U.S. officials had worked for months on a deal to resolve several of the issues fueling tensions with Turkey, including the U.S. support for Syrian-Kurdish militant groups opposed to Turkey and the Turkish imprisonment of as many as 20 U.S. citizens and employees, Manson wrote.
The officials had been in touch with several Turkish intermediaries who had sought a rapprochement with the United States since last December, according to the FT article.
Talks were conducted with input from Matthew Bryza, a former U.S. diplomat resident in Turkey, and Ali Ihsan Arslan, a politician with ties to Erdoğan, Manson quoted three people familiar with the matter as saying.

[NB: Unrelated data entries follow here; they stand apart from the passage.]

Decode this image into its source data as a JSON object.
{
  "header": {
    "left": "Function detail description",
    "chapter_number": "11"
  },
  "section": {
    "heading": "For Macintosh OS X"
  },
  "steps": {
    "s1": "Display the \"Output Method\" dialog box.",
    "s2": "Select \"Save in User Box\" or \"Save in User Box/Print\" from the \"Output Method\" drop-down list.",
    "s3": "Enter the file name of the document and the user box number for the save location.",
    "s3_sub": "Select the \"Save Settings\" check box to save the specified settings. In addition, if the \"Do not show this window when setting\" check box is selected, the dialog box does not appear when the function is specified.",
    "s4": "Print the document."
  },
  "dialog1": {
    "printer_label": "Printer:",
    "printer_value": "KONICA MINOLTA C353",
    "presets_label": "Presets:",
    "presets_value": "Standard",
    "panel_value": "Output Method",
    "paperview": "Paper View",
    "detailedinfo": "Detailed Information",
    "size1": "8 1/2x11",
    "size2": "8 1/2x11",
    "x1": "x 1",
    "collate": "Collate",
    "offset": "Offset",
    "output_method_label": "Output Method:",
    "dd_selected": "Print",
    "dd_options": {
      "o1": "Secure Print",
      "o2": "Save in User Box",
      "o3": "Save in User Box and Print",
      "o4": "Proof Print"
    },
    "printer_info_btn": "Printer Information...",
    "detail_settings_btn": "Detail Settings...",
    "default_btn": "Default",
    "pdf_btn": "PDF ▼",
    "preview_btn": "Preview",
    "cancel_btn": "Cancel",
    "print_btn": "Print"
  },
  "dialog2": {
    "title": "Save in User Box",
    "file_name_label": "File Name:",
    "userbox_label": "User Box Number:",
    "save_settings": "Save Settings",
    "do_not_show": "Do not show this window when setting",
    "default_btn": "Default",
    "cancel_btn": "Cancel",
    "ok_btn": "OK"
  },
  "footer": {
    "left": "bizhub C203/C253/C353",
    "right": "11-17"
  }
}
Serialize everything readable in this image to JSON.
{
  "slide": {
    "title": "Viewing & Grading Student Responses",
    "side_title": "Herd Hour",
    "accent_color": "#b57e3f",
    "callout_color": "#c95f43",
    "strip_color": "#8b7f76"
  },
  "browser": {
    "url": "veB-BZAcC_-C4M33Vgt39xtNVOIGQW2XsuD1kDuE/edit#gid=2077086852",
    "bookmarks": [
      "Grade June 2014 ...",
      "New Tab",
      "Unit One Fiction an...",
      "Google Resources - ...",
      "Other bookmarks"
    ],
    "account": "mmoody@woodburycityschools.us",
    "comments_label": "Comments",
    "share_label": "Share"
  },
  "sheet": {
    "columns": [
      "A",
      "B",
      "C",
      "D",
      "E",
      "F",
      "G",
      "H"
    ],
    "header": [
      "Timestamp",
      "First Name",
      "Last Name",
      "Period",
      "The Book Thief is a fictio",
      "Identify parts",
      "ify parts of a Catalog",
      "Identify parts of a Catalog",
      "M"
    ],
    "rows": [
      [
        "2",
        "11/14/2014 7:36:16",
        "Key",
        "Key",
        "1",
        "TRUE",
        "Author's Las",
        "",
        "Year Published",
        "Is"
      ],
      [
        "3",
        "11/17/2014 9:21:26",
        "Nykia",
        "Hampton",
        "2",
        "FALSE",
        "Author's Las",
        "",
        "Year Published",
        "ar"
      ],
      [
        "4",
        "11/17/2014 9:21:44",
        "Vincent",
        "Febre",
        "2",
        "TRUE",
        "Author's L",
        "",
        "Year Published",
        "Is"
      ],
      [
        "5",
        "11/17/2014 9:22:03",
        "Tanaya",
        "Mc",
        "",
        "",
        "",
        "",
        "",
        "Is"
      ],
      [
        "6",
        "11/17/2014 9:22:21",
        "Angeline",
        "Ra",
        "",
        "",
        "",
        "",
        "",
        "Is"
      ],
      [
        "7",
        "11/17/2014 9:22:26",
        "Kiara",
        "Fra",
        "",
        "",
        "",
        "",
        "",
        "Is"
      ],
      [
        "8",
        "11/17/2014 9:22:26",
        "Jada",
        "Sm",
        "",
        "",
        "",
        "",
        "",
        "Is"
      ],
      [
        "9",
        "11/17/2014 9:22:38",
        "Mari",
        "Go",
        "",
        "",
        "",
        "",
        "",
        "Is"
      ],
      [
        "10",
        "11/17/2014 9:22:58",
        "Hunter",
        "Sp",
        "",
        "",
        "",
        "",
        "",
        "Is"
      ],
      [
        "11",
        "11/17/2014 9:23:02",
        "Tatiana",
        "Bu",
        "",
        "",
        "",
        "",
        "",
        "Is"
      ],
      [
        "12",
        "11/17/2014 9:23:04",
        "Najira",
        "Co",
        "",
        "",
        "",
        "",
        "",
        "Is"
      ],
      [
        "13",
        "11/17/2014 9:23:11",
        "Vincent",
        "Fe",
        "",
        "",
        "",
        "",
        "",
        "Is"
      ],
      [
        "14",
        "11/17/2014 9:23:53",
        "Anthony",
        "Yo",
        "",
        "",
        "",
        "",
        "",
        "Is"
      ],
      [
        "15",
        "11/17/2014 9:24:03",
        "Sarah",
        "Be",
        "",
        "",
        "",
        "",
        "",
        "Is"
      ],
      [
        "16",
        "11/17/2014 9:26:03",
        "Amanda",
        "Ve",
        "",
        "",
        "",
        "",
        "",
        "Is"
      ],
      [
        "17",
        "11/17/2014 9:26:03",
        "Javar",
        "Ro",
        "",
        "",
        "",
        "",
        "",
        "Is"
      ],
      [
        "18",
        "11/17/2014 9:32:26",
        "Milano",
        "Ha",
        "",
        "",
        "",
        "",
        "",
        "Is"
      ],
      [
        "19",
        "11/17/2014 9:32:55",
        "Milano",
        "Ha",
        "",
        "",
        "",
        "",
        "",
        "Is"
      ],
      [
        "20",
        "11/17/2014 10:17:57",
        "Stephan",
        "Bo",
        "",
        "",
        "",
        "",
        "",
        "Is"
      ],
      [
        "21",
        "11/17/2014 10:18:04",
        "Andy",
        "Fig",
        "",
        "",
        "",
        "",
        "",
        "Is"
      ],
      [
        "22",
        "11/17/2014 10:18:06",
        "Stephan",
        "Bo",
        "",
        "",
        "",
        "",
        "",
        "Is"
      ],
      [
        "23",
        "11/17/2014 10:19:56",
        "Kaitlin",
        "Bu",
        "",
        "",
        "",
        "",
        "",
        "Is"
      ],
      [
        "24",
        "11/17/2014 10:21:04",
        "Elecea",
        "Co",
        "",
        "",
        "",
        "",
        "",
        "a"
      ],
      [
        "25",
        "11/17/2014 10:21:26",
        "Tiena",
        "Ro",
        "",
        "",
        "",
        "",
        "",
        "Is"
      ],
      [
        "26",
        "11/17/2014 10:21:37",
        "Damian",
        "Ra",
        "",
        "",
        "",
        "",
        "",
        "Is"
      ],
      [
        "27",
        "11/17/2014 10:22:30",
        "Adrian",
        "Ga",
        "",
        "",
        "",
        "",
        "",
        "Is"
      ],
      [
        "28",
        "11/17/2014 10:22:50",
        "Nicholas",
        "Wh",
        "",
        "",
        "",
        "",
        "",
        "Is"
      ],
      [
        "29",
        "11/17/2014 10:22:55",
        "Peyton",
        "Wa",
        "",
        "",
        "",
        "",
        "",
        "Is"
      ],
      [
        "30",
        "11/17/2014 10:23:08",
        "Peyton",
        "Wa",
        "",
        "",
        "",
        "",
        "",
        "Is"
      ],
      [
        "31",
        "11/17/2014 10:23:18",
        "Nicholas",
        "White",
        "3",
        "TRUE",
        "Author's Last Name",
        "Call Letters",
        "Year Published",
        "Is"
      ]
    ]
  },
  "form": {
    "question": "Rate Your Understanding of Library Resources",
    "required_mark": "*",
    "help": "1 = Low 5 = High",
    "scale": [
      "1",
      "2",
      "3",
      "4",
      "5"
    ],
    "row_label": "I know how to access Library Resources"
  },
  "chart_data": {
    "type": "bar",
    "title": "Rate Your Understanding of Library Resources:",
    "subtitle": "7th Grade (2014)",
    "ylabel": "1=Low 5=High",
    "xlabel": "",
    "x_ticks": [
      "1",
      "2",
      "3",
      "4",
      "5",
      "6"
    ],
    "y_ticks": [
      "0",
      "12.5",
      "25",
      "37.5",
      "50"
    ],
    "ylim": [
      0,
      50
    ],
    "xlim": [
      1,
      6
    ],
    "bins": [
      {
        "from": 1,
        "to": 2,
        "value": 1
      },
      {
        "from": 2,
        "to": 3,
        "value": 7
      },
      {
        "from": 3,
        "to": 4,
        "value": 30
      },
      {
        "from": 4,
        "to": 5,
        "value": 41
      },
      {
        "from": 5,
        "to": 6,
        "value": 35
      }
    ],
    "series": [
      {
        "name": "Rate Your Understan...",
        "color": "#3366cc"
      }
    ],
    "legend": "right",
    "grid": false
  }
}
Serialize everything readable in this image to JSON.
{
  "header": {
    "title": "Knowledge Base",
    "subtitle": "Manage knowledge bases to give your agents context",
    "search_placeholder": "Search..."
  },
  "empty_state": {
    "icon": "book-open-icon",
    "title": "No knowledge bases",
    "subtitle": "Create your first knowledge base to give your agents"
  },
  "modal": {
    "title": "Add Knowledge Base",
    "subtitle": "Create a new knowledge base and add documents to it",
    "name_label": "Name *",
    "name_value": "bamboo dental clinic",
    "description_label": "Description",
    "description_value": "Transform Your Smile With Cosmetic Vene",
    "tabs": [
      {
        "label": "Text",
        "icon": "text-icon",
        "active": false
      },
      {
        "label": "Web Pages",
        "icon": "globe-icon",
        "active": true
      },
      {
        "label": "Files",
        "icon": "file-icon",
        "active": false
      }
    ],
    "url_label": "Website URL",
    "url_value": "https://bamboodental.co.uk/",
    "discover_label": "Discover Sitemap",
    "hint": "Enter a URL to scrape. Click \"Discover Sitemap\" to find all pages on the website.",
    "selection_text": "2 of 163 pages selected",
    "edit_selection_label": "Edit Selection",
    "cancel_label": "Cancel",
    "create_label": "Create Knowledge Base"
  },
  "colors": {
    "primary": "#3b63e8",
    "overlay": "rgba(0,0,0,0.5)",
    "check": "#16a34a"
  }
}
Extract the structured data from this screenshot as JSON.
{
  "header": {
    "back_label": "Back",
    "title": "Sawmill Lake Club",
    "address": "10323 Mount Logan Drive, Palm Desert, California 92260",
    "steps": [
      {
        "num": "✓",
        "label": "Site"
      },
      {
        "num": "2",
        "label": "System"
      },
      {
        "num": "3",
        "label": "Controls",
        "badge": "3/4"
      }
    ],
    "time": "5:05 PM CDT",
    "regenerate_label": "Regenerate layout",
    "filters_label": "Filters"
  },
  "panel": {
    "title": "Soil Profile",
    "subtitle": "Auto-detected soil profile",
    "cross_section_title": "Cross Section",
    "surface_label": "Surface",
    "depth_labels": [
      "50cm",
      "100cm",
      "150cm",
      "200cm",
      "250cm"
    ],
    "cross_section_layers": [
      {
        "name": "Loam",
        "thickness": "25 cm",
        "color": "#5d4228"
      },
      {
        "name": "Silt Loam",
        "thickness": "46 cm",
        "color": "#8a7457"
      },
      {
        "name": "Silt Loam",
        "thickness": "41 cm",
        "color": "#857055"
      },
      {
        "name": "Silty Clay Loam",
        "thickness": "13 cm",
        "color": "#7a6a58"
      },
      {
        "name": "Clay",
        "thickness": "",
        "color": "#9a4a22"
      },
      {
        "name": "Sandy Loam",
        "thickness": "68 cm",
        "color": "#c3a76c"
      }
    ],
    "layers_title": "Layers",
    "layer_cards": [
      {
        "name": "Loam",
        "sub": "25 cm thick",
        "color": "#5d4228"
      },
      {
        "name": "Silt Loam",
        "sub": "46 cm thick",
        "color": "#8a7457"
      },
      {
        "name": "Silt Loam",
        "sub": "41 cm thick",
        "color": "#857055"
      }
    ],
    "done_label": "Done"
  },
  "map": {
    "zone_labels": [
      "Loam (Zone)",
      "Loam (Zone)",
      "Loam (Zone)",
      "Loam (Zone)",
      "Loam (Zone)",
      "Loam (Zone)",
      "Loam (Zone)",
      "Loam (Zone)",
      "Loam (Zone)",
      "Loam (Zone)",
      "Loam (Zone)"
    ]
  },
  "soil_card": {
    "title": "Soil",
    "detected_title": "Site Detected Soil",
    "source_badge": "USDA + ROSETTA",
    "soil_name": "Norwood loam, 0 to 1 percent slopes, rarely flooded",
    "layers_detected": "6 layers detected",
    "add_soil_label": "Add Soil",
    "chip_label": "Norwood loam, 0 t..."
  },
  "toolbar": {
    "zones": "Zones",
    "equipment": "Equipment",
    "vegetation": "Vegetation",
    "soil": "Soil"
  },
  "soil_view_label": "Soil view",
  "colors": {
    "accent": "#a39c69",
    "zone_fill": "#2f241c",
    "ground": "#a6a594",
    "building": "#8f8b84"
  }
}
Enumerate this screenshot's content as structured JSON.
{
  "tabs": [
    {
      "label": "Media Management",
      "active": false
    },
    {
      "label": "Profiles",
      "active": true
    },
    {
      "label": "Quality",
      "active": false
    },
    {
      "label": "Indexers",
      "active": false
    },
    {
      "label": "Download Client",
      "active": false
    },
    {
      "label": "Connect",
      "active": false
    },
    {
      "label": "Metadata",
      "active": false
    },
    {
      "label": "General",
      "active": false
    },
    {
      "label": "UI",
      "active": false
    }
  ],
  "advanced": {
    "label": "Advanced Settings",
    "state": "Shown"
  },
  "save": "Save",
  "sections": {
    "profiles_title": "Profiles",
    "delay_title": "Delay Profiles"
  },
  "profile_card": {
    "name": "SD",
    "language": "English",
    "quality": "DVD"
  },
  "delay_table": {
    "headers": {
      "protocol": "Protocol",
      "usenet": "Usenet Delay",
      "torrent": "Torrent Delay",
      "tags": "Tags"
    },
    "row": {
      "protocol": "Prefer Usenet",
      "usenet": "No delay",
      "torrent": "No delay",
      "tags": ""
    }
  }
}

The negotiated deal had reportedly reached a stage where U.S. officials were on standby with a passport and flight tickets to the United States for Andrew Brunson, the U.S. pastor imprisoned on terror and espionage charges in Turkey whose case has become the focus of U.S.-Turkish relations.
However, the deal broke down at the last minute when Erdoğan asked the United States to drop its expected fine on Halkbank, the Turkish state-run bank at the centre of a $1bn Iran sanction-breaking scheme that the bank’s executive, Mehmet Hakan Atilla, received a 32-month jail sentence for in January.
“(U.S. President Donald) Trump took personal offence over the case after he personally intervened to secure the release of a Turkish woman held in Israel, and he supported an investigation on home soil into whether the US should extradite Fethullah Gulen, the Pennsylvania-based cleric who Ankara holds responsible for a coup attempt in 2016,” Manson wrote.
The deal’s breakdown saw Brunson sent to house arrest rather than returned home, while Atilla also lost his chance to return home. High-level U.S. officials including attorney general Jeff Sessions had agreed to return Atilla to Turkey to serve the rest of his sentence, Manson’s article revealed.
Since the deal’s breakdown, U.S.-Turkish relations have taken a considerable downturn, with the two presidents engaged in a war of words and tit-for-tat tariff hikes.
The Turkish lira took a severe hit from the tensions, dropping to a record low on Monday morning of 7.2 to the dollar and sparking fears of a contagious currency crisis.